That’s the rate Alderson said the Mets had to play at in their homestand coming out of the All-Star break to shift out of sell mode.
Manager Terry Collins believes Alderson has already made up his mind.
“I can tell you that’s the belief in the clubhouse, but I don’t know if that’s the feeling from the outside,’’ Collins said, while not naming Alderson. “Going 6-4 might not be good enough. Eight and two would be good enough.’’
Once again, the Mets failed to complete a sweep on a home Sunday, losing 3-2 today, as Oakland won on the strength of three solo homers. The Mets remain the major’s only team not to win a three-game home series. They begin a 10-game trip tomorrow to San Diego, Seattle and Colorado that will take them through the non-waiver trade deadline.
The Mets regrouped in each of the last two seasons to reach the playoffs. Their odds are longer this year.
“Next week will be hard,’’ Collins said. “Again, I will do the best I can to keep their mind on the game. …
“I’ve pushed and pushed and pushed to let them know, you gotta go play. If you’re building up your hopes that maybe you’re gonna get traded to a first-place club or something, they’ve got to realize that stuff’s completely out of their control, and a lot of things can change at the last minute.’’
Jay Bruce knows what Collins is talking about. He lived through it last year before Cincinnati traded him to the Mets.
“Obviously, the fact that this could be the last home game for a lot of us here is something that’s a bit odd, but nothing happens until it happens and we don’t know for sure and we’ll just see how it goes,’’ Bruce said. “We don’t need to be reminded [about what Alderson said]. We know what situation we are in.’’

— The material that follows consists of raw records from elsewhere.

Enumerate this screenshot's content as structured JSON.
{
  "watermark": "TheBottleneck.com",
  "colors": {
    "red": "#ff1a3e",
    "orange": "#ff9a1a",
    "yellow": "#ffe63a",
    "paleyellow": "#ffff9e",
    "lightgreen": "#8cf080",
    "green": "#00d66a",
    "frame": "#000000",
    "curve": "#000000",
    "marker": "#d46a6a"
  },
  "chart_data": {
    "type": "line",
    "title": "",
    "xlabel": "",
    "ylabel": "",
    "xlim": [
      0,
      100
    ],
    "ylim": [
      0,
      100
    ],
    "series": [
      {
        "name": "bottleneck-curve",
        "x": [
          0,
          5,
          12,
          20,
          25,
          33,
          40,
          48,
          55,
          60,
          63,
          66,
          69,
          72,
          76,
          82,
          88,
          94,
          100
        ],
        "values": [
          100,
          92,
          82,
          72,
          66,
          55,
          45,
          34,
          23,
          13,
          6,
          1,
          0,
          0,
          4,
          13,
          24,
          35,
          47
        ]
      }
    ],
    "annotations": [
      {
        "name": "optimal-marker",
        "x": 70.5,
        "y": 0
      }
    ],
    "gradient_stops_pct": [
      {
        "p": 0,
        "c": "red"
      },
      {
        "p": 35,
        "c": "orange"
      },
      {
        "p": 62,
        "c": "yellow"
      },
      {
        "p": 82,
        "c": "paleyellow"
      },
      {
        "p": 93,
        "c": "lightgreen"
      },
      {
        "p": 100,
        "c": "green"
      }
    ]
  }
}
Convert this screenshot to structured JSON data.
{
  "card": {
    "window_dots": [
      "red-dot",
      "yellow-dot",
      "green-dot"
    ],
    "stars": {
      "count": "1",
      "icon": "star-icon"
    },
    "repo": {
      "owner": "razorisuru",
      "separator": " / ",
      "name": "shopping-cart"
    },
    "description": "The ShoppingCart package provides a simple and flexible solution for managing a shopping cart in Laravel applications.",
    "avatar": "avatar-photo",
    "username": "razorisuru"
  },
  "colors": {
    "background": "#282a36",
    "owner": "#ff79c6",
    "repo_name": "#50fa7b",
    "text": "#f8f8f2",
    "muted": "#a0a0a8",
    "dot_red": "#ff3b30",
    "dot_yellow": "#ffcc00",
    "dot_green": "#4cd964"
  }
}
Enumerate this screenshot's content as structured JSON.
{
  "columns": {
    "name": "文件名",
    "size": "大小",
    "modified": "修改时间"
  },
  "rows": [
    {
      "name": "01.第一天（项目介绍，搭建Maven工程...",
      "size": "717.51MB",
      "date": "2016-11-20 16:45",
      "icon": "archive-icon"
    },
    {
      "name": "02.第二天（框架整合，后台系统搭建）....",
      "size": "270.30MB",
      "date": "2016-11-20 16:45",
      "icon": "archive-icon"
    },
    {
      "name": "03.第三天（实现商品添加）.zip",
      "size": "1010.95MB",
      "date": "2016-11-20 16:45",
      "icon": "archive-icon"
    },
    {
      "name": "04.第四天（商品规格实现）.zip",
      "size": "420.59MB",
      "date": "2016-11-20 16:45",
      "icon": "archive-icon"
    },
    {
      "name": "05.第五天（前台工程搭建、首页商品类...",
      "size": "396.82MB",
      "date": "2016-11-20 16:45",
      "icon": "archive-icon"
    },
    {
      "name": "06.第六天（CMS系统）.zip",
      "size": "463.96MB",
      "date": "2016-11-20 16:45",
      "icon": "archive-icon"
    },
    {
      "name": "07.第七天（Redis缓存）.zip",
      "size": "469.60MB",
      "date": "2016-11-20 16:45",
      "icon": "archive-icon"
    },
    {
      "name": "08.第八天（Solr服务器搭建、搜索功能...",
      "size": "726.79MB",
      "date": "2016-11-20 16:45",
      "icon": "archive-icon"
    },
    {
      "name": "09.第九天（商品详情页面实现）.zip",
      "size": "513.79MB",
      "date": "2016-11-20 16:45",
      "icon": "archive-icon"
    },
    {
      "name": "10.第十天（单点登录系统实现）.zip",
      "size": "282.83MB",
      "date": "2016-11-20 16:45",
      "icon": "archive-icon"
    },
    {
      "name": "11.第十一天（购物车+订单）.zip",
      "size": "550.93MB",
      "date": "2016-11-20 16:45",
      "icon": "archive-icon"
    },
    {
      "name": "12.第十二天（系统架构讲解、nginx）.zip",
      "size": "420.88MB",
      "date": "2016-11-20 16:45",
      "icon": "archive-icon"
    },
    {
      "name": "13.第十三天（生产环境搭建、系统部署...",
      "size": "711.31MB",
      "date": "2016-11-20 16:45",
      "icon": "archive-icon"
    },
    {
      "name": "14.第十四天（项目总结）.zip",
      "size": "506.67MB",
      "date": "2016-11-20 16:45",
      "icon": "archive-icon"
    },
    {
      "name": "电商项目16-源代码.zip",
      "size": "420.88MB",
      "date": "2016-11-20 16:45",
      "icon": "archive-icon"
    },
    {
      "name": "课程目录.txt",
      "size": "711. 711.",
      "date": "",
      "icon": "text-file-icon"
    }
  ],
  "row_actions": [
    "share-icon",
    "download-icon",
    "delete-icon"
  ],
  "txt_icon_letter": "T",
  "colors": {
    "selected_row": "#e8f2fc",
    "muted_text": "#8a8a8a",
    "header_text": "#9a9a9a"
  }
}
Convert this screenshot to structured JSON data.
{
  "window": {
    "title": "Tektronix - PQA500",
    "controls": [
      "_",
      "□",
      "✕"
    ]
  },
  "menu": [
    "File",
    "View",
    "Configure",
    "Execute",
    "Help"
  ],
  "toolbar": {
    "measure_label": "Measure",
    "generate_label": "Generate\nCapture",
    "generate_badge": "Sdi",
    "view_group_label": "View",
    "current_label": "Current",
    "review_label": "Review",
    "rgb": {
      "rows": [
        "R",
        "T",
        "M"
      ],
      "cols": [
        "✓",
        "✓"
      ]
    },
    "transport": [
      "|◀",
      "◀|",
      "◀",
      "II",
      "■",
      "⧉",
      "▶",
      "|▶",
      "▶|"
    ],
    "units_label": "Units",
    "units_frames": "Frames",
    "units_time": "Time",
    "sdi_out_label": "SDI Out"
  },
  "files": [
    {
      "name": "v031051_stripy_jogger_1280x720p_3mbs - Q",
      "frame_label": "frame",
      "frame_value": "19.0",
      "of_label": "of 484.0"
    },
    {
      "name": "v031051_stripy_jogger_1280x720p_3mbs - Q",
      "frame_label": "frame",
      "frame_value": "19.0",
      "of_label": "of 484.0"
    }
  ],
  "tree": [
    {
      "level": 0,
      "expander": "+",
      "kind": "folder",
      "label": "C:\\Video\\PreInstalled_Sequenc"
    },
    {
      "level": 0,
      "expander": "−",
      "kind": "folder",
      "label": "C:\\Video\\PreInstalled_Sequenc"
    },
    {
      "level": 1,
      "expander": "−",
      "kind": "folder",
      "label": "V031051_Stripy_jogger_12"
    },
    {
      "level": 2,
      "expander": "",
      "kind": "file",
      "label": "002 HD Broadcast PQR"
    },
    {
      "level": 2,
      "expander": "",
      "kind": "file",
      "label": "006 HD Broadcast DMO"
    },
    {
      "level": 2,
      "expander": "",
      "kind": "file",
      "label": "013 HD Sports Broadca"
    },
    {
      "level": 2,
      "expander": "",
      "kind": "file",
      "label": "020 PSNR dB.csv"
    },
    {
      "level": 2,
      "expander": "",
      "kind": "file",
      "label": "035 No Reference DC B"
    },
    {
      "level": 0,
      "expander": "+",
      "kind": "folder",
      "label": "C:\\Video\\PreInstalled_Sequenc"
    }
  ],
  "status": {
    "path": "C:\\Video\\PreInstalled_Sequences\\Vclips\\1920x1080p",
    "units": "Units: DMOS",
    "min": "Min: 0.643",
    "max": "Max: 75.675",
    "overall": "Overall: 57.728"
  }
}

Bruce is one of several Mets whose next trip to Citi Field will be that as a visitor. Asdrubal Cabrera, Addison Reed, Lucas Duda, Curtis Granderson and Jose Reyes are some of the others.
MONTERO PITCHES WELL: The Mets would take three runs in seven innings every time from Rafael Montero.
“He did a nice job again today,’’ Collins said. “We didn’t have many opportunities, but he gave us every chance to get back and win the game.’’
The only trouble is Montero gave up three of his five homers this year today. Two came on hanging sliders.
“I think I need to keep the ball a little bit lower,’’ Montero said. “That’s really where I got into some trouble and there was damage done against me. Those home runs, when they occurred, that’s because I kept the ball too high.’’
Montero has worked into the sixth inning or later in his last four starts. The Mets might not reach the playoffs this year, but they might have found another starter.
CESPEDES’ WOES CONTINUE: Yoenis Cespedes, who went 0-for-5 Saturday, did not start, but flied out as a pinch-hitter in the ninth.
Since June 24, Cespedes has two doubles, no homers and just three RBI.
He hasn’t homered in 80 at-bats.
UP NEXT: Jacob deGrom (11-3, 3.37) has won seven straight starts. He has a 1.51 ERA in that span with 50 strikeouts and ten walks. LHP Clayton Richard (5-10, 5.35) will start for San Diego.